• **Website and app data records**:
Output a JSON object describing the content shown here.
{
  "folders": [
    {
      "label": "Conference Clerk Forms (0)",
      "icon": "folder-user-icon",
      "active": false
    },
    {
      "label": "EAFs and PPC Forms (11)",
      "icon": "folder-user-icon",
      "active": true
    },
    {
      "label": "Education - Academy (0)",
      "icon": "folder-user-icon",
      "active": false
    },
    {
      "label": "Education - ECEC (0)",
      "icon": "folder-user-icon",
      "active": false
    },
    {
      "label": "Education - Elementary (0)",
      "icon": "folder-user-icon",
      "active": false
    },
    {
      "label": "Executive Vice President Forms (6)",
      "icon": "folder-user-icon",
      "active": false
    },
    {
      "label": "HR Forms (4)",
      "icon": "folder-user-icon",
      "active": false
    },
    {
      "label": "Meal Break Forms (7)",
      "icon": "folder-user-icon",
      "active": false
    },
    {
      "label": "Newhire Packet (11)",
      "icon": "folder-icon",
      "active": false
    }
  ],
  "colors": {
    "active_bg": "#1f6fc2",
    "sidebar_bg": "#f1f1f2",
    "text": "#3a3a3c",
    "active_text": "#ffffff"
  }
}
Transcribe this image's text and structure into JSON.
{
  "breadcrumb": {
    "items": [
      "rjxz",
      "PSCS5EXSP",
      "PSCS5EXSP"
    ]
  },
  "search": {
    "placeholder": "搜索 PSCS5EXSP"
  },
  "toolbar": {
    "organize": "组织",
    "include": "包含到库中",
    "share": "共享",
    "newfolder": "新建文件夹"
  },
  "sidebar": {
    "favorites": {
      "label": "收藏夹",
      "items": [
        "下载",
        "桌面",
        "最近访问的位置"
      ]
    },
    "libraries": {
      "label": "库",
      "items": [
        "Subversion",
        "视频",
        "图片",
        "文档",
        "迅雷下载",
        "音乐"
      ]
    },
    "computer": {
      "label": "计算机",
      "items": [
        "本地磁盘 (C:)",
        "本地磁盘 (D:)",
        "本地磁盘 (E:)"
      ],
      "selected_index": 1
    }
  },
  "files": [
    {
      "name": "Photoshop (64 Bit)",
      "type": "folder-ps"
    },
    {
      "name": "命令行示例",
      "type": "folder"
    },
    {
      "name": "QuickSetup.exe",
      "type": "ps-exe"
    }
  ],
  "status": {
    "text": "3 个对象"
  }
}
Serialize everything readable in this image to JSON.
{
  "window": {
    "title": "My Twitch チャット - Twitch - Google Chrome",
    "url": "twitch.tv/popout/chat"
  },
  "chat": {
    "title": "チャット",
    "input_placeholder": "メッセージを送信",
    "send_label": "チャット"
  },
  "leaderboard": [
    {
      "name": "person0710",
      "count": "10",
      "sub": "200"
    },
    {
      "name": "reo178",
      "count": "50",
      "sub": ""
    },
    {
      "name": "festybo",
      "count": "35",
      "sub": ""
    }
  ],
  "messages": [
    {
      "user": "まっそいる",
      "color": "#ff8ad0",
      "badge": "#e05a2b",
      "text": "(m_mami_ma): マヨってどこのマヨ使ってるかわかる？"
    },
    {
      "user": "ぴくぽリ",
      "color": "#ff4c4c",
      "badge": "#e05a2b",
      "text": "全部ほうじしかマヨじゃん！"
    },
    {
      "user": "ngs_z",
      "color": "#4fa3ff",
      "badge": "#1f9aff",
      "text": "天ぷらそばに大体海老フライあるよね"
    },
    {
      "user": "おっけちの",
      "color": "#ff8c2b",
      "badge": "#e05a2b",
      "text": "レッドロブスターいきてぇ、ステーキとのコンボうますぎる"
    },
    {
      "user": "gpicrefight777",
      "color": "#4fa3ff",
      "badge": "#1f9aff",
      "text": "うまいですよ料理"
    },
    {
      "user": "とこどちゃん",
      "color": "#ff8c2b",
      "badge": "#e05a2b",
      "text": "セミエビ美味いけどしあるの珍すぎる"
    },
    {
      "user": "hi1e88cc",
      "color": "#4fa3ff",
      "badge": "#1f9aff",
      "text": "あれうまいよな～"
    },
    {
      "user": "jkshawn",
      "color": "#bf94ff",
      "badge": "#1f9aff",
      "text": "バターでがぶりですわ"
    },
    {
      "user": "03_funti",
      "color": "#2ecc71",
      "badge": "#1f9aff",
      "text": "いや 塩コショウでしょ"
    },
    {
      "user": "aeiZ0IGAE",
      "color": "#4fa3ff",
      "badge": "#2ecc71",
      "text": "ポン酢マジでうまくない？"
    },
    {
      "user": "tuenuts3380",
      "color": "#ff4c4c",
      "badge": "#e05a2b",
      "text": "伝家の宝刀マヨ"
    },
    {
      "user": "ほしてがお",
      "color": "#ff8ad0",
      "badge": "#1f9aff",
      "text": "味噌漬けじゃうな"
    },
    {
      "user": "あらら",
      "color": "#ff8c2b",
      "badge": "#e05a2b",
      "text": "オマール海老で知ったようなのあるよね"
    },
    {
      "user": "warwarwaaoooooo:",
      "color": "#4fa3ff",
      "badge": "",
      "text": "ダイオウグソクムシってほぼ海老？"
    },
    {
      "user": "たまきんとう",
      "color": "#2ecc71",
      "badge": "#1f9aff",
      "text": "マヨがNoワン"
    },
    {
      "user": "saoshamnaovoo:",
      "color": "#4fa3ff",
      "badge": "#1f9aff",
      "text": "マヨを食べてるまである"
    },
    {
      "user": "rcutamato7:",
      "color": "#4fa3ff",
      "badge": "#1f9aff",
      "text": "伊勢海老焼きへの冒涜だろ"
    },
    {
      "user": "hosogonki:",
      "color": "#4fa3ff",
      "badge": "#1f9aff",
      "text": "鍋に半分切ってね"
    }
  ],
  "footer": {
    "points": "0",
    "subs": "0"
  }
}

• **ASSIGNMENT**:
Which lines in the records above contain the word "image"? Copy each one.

• **ANSWER FOR THIS EXERCISE**:
Transcribe this image's text and structure into JSON.
Serialize everything readable in this image to JSON.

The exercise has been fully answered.